· Preserve scenic corridors and views through proper zoning and coordination with federal and state governments.
Coordinate scenic resource management practices with the national and state Scenic Byways Programs.
Evaluate proposed improvements to state and county roads and bridges regarding their impact on scenic resources in compliance with the adopted Rural Roads Standards. Where public safety allows, the narrow and/or winding character of roads is part of the scenic experience and ought to be preserved.
Assess proposed development impacts on scenic resources.
Clarify language regarding scenic corridors and views protection and make it consistent amongst the Master Plan, Comprehensive Manual of Development Policies, Baltimore County Zoning Regulations, Baltimore County Code, and SHA Context Sensitive Solutions for work on scenic byways.
Establish criteria for identifying significant views and geocode them on maps.
Apply a systematic methodology for evaluation of scenic routes and preservation techniques. Update scenic resources map in accordance with the most recently adopted state scenic byways.
For properties along scenic routes or within scenic viewsheds, variances, amendments, and special exceptions should be granted sparingly.
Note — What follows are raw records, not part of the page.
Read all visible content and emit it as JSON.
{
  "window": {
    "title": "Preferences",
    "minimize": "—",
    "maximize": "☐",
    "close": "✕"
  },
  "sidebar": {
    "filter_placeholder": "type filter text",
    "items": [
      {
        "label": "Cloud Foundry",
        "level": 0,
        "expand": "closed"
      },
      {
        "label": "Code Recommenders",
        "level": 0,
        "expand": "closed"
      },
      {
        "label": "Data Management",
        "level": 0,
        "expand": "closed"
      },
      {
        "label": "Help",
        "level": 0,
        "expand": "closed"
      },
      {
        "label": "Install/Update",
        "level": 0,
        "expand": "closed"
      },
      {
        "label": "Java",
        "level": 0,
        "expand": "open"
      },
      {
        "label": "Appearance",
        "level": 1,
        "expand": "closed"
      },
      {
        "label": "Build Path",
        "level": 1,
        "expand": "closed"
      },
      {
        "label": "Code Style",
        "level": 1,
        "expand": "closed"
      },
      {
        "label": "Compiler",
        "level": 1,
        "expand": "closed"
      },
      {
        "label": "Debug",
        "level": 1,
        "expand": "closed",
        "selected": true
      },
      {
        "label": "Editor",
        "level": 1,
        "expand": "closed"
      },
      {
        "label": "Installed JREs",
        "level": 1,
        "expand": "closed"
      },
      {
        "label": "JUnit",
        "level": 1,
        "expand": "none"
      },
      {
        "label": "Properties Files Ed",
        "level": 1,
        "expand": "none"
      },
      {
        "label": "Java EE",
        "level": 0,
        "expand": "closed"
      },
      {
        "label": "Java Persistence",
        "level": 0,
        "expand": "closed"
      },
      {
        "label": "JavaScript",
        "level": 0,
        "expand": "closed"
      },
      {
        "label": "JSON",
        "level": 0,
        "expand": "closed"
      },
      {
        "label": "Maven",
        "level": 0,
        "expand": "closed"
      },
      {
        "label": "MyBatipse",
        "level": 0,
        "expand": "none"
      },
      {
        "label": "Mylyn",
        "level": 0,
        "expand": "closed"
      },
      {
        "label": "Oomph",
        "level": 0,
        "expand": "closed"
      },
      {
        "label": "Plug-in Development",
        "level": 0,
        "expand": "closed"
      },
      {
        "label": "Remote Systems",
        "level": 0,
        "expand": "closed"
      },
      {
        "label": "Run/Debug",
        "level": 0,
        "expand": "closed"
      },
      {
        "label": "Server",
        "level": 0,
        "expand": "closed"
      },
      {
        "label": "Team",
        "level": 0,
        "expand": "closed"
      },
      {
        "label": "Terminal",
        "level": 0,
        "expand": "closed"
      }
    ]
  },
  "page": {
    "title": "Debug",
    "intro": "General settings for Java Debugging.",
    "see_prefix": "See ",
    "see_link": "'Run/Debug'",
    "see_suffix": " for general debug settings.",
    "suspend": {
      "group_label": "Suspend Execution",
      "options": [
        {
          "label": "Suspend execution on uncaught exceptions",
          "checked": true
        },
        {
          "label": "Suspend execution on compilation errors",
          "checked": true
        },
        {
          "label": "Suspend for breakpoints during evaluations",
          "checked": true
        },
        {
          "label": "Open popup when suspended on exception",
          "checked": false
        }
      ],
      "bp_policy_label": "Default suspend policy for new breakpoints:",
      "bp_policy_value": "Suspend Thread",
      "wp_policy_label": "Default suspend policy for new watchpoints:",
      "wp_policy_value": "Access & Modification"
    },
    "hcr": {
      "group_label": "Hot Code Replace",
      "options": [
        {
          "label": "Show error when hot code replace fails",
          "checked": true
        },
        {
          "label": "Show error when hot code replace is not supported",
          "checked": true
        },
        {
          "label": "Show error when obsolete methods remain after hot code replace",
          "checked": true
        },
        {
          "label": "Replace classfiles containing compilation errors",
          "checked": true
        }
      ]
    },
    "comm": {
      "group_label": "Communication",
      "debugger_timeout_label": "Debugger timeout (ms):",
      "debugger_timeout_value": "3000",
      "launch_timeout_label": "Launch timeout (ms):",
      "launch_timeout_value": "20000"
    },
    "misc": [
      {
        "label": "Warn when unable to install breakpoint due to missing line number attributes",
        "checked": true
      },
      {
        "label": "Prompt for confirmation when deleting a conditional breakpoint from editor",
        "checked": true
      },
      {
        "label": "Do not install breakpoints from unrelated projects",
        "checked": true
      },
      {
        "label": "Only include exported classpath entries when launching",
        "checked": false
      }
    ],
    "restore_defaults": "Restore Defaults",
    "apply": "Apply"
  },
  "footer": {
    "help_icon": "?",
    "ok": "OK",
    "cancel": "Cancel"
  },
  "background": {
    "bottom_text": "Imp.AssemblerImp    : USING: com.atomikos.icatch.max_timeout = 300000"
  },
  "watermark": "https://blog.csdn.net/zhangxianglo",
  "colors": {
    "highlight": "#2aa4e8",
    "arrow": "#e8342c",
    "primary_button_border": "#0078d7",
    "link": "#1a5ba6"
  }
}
PlanHoward 2030 – Scenic Road Policies and Implementing Actions
PlanHoward 2030 (Howard County 2013c) recognizes the county’s efforts to protect the character of its scenic roads, beginning in 1994 with adoption of the Scenic Roads Act. The Act ensures that “new development abutting a scenic road is designed to minimize impacts on scenic views from the road.” In 1994, an inventory of roads was conducted for designation by the Act. While most scenic roads are in the Rural West portion of the county, many are in the Patapsco Heritage area, found in the historic communities of Elkridge and Ellicott City areas and in the College Road/Landing Road corridors that connect the two communities. PlanHoward 2030 (Howard County 2013c) outlines additional measures that could be undertaken to strengthen protection of scenic roads including:
· Survey Update. Conduct a survey of the roads currently on the scenic roads inventory to evaluate whether the roads still qualify for scenic road status.
· Regulations Update. Determine if amendments to the County Code and/or Design Manual could further enhance protections for scenic roads.